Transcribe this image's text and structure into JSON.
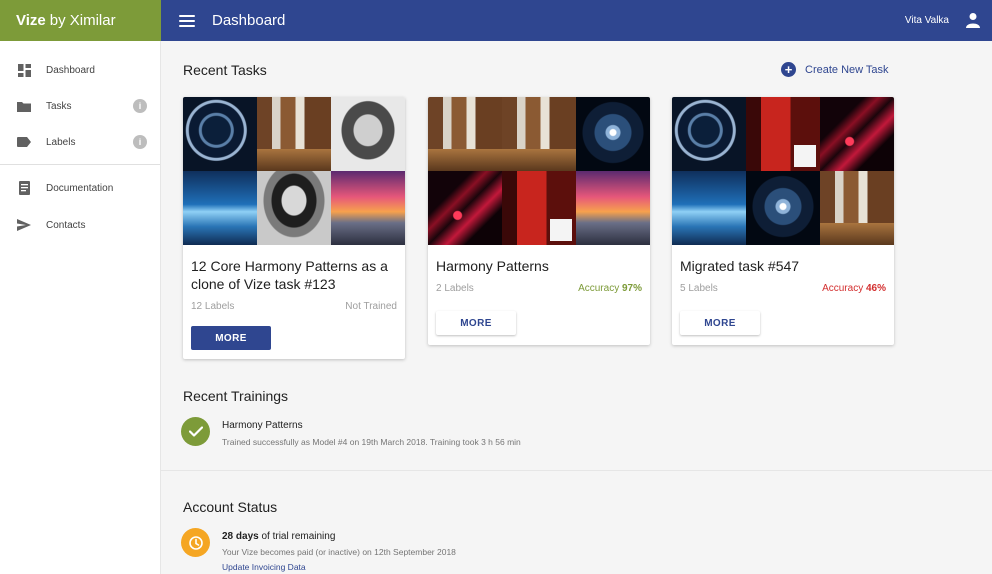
{
  "brand": {
    "name": "Vize",
    "suffix": "by Ximilar"
  },
  "header": {
    "title": "Dashboard",
    "user_name": "Vita Valka"
  },
  "sidebar": {
    "items": [
      {
        "label": "Dashboard",
        "icon": "dashboard-icon"
      },
      {
        "label": "Tasks",
        "icon": "folder-icon",
        "badge": "i"
      },
      {
        "label": "Labels",
        "icon": "label-icon",
        "badge": "i"
      },
      {
        "label": "Documentation",
        "icon": "document-icon"
      },
      {
        "label": "Contacts",
        "icon": "send-icon"
      }
    ]
  },
  "recent_tasks": {
    "title": "Recent Tasks",
    "create_label": "Create New Task",
    "cards": [
      {
        "title": "12 Core Harmony Patterns as a clone of Vize task #123",
        "labels": "12 Labels",
        "status": "Not Trained",
        "more": "MORE"
      },
      {
        "title": "Harmony Patterns",
        "labels": "2 Labels",
        "status_prefix": "Accuracy",
        "status_value": "97%",
        "more": "MORE"
      },
      {
        "title": "Migrated task #547",
        "labels": "5 Labels",
        "status_prefix": "Accuracy",
        "status_value": "46%",
        "more": "MORE"
      }
    ]
  },
  "recent_trainings": {
    "title": "Recent Trainings",
    "item": {
      "name": "Harmony Patterns",
      "description": "Trained successfully as Model #4 on 19th March 2018. Training took 3 h 56 min"
    }
  },
  "account_status": {
    "title": "Account Status",
    "days": "28 days",
    "days_suffix": "of trial remaining",
    "note": "Your Vize becomes paid (or inactive) on 12th September 2018",
    "link": "Update Invoicing Data"
  },
  "colors": {
    "brand": "#7d9b39",
    "primary": "#2f4690",
    "success": "#7d9b39",
    "danger": "#d32f2f",
    "warning": "#f5a623"
  }
}
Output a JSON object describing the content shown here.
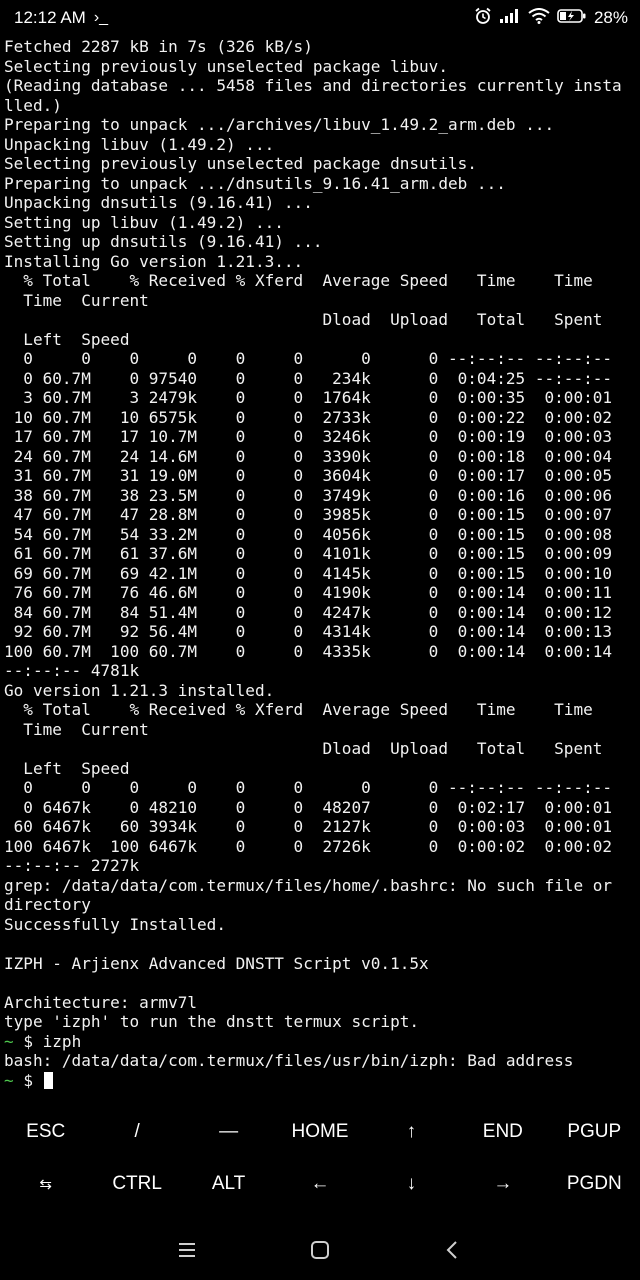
{
  "status_bar": {
    "time": "12:12 AM",
    "prompt_glyph": "›_",
    "battery": "28%"
  },
  "terminal": {
    "lines": [
      "Fetched 2287 kB in 7s (326 kB/s)",
      "Selecting previously unselected package libuv.",
      "(Reading database ... 5458 files and directories currently insta",
      "lled.)",
      "Preparing to unpack .../archives/libuv_1.49.2_arm.deb ...",
      "Unpacking libuv (1.49.2) ...",
      "Selecting previously unselected package dnsutils.",
      "Preparing to unpack .../dnsutils_9.16.41_arm.deb ...",
      "Unpacking dnsutils (9.16.41) ...",
      "Setting up libuv (1.49.2) ...",
      "Setting up dnsutils (9.16.41) ...",
      "Installing Go version 1.21.3...",
      "  % Total    % Received % Xferd  Average Speed   Time    Time",
      "  Time  Current",
      "                                 Dload  Upload   Total   Spent",
      "  Left  Speed",
      "  0     0    0     0    0     0      0      0 --:--:-- --:--:--",
      "  0 60.7M    0 97540    0     0   234k      0  0:04:25 --:--:--",
      "  3 60.7M    3 2479k    0     0  1764k      0  0:00:35  0:00:01",
      " 10 60.7M   10 6575k    0     0  2733k      0  0:00:22  0:00:02",
      " 17 60.7M   17 10.7M    0     0  3246k      0  0:00:19  0:00:03",
      " 24 60.7M   24 14.6M    0     0  3390k      0  0:00:18  0:00:04",
      " 31 60.7M   31 19.0M    0     0  3604k      0  0:00:17  0:00:05",
      " 38 60.7M   38 23.5M    0     0  3749k      0  0:00:16  0:00:06",
      " 47 60.7M   47 28.8M    0     0  3985k      0  0:00:15  0:00:07",
      " 54 60.7M   54 33.2M    0     0  4056k      0  0:00:15  0:00:08",
      " 61 60.7M   61 37.6M    0     0  4101k      0  0:00:15  0:00:09",
      " 69 60.7M   69 42.1M    0     0  4145k      0  0:00:15  0:00:10",
      " 76 60.7M   76 46.6M    0     0  4190k      0  0:00:14  0:00:11",
      " 84 60.7M   84 51.4M    0     0  4247k      0  0:00:14  0:00:12",
      " 92 60.7M   92 56.4M    0     0  4314k      0  0:00:14  0:00:13",
      "100 60.7M  100 60.7M    0     0  4335k      0  0:00:14  0:00:14",
      "--:--:-- 4781k",
      "Go version 1.21.3 installed.",
      "  % Total    % Received % Xferd  Average Speed   Time    Time",
      "  Time  Current",
      "                                 Dload  Upload   Total   Spent",
      "  Left  Speed",
      "  0     0    0     0    0     0      0      0 --:--:-- --:--:--",
      "  0 6467k    0 48210    0     0  48207      0  0:02:17  0:00:01",
      " 60 6467k   60 3934k    0     0  2127k      0  0:00:03  0:00:01",
      "100 6467k  100 6467k    0     0  2726k      0  0:00:02  0:00:02",
      "--:--:-- 2727k",
      "grep: /data/data/com.termux/files/home/.bashrc: No such file or",
      "directory",
      "Successfully Installed.",
      "",
      "IZPH - Arjienx Advanced DNSTT Script v0.1.5x",
      "",
      "Architecture: armv7l",
      "type 'izph' to run the dnstt termux script."
    ],
    "prompt_tilde": "~",
    "prompt_symbol": "$",
    "command_1": "izph",
    "error_line": "bash: /data/data/com.termux/files/usr/bin/izph: Bad address"
  },
  "extra_keys": {
    "row1": [
      "ESC",
      "/",
      "—",
      "HOME",
      "↑",
      "END",
      "PGUP"
    ],
    "row2": [
      "⇆",
      "CTRL",
      "ALT",
      "←",
      "↓",
      "→",
      "PGDN"
    ]
  },
  "colors": {
    "background": "#000000",
    "text": "#f2f2f2",
    "prompt_tilde": "#4ec94e"
  }
}
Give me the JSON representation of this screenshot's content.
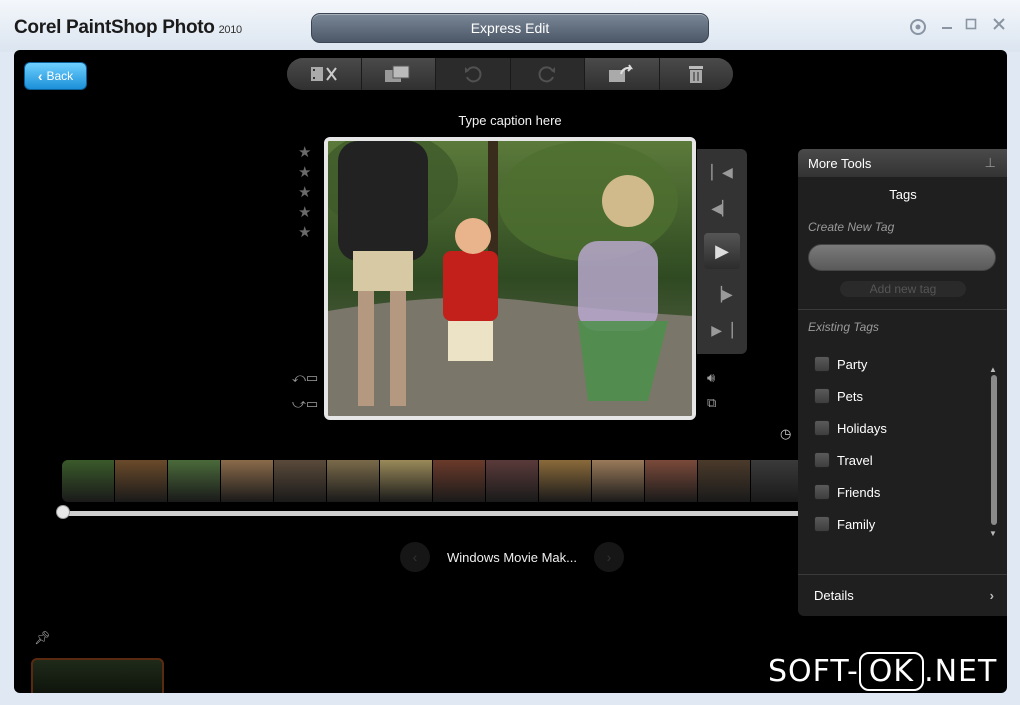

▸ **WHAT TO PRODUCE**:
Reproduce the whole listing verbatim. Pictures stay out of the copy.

▸ **THE ANSWER**:
Transcribe this image's text and structure into JSON.
{
  "brand": {
    "name": "Vize",
    "suffix": "by Ximilar"
  },
  "header": {
    "title": "Dashboard",
    "user_name": "Vita Valka"
  },
  "sidebar": {
    "items": [
      {
        "label": "Dashboard",
        "icon": "dashboard-icon"
      },
      {
        "label": "Tasks",
        "icon": "folder-icon",
        "badge": "i"
      },
      {
        "label": "Labels",
        "icon": "label-icon",
        "badge": "i"
      },
      {
        "label": "Documentation",
        "icon": "document-icon"
      },
      {
        "label": "Contacts",
        "icon": "send-icon"
      }
    ]
  },
  "recent_tasks": {
    "title": "Recent Tasks",
    "create_label": "Create New Task",
    "cards": [
      {
        "title": "12 Core Harmony Patterns as a clone of Vize task #123",
        "labels": "12 Labels",
        "status": "Not Trained",
        "more": "MORE"
      },
      {
        "title": "Harmony Patterns",
        "labels": "2 Labels",
        "status_prefix": "Accuracy",
        "status_value": "97%",
        "more": "MORE"
      },
      {
        "title": "Migrated task #547",
        "labels": "5 Labels",
        "status_prefix": "Accuracy",
        "status_value": "46%",
        "more": "MORE"
      }
    ]
  },
  "recent_trainings": {
    "title": "Recent Trainings",
    "item": {
      "name": "Harmony Patterns",
      "description": "Trained successfully as Model #4 on 19th March 2018. Training took 3 h 56 min"
    }
  },
  "account_status": {
    "title": "Account Status",
    "days": "28 days",
    "days_suffix": "of trial remaining",
    "note": "Your Vize becomes paid (or inactive) on 12th September 2018",
    "link": "Update Invoicing Data"
  },
  "colors": {
    "brand": "#7d9b39",
    "primary": "#2f4690",
    "success": "#7d9b39",
    "danger": "#d32f2f",
    "warning": "#f5a623"
  }
}
Output a JSON object describing the content shown here.
{
  "status_bar": {
    "time": "12:12 AM",
    "prompt_glyph": "›_",
    "battery": "28%"
  },
  "terminal": {
    "lines": [
      "Fetched 2287 kB in 7s (326 kB/s)",
      "Selecting previously unselected package libuv.",
      "(Reading database ... 5458 files and directories currently insta",
      "lled.)",
      "Preparing to unpack .../archives/libuv_1.49.2_arm.deb ...",
      "Unpacking libuv (1.49.2) ...",
      "Selecting previously unselected package dnsutils.",
      "Preparing to unpack .../dnsutils_9.16.41_arm.deb ...",
      "Unpacking dnsutils (9.16.41) ...",
      "Setting up libuv (1.49.2) ...",
      "Setting up dnsutils (9.16.41) ...",
      "Installing Go version 1.21.3...",
      "  % Total    % Received % Xferd  Average Speed   Time    Time",
      "  Time  Current",
      "                                 Dload  Upload   Total   Spent",
      "  Left  Speed",
      "  0     0    0     0    0     0      0      0 --:--:-- --:--:--",
      "  0 60.7M    0 97540    0     0   234k      0  0:04:25 --:--:--",
      "  3 60.7M    3 2479k    0     0  1764k      0  0:00:35  0:00:01",
      " 10 60.7M   10 6575k    0     0  2733k      0  0:00:22  0:00:02",
      " 17 60.7M   17 10.7M    0     0  3246k      0  0:00:19  0:00:03",
      " 24 60.7M   24 14.6M    0     0  3390k      0  0:00:18  0:00:04",
      " 31 60.7M   31 19.0M    0     0  3604k      0  0:00:17  0:00:05",
      " 38 60.7M   38 23.5M    0     0  3749k      0  0:00:16  0:00:06",
      " 47 60.7M   47 28.8M    0     0  3985k      0  0:00:15  0:00:07",
      " 54 60.7M   54 33.2M    0     0  4056k      0  0:00:15  0:00:08",
      " 61 60.7M   61 37.6M    0     0  4101k      0  0:00:15  0:00:09",
      " 69 60.7M   69 42.1M    0     0  4145k      0  0:00:15  0:00:10",
      " 76 60.7M   76 46.6M    0     0  4190k      0  0:00:14  0:00:11",
      " 84 60.7M   84 51.4M    0     0  4247k      0  0:00:14  0:00:12",
      " 92 60.7M   92 56.4M    0     0  4314k      0  0:00:14  0:00:13",
      "100 60.7M  100 60.7M    0     0  4335k      0  0:00:14  0:00:14",
      "--:--:-- 4781k",
      "Go version 1.21.3 installed.",
      "  % Total    % Received % Xferd  Average Speed   Time    Time",
      "  Time  Current",
      "                                 Dload  Upload   Total   Spent",
      "  Left  Speed",
      "  0     0    0     0    0     0      0      0 --:--:-- --:--:--",
      "  0 6467k    0 48210    0     0  48207      0  0:02:17  0:00:01",
      " 60 6467k   60 3934k    0     0  2127k      0  0:00:03  0:00:01",
      "100 6467k  100 6467k    0     0  2726k      0  0:00:02  0:00:02",
      "--:--:-- 2727k",
      "grep: /data/data/com.termux/files/home/.bashrc: No such file or",
      "directory",
      "Successfully Installed.",
      "",
      "IZPH - Arjienx Advanced DNSTT Script v0.1.5x",
      "",
      "Architecture: armv7l",
      "type 'izph' to run the dnstt termux script."
    ],
    "prompt_tilde": "~",
    "prompt_symbol": "$",
    "command_1": "izph",
    "error_line": "bash: /data/data/com.termux/files/usr/bin/izph: Bad address"
  },
  "extra_keys": {
    "row1": [
      "ESC",
      "/",
      "—",
      "HOME",
      "↑",
      "END",
      "PGUP"
    ],
    "row2": [
      "⇆",
      "CTRL",
      "ALT",
      "←",
      "↓",
      "→",
      "PGDN"
    ]
  },
  "colors": {
    "background": "#000000",
    "text": "#f2f2f2",
    "prompt_tilde": "#4ec94e"
  }
}
Give me the JSON representation of this screenshot's content.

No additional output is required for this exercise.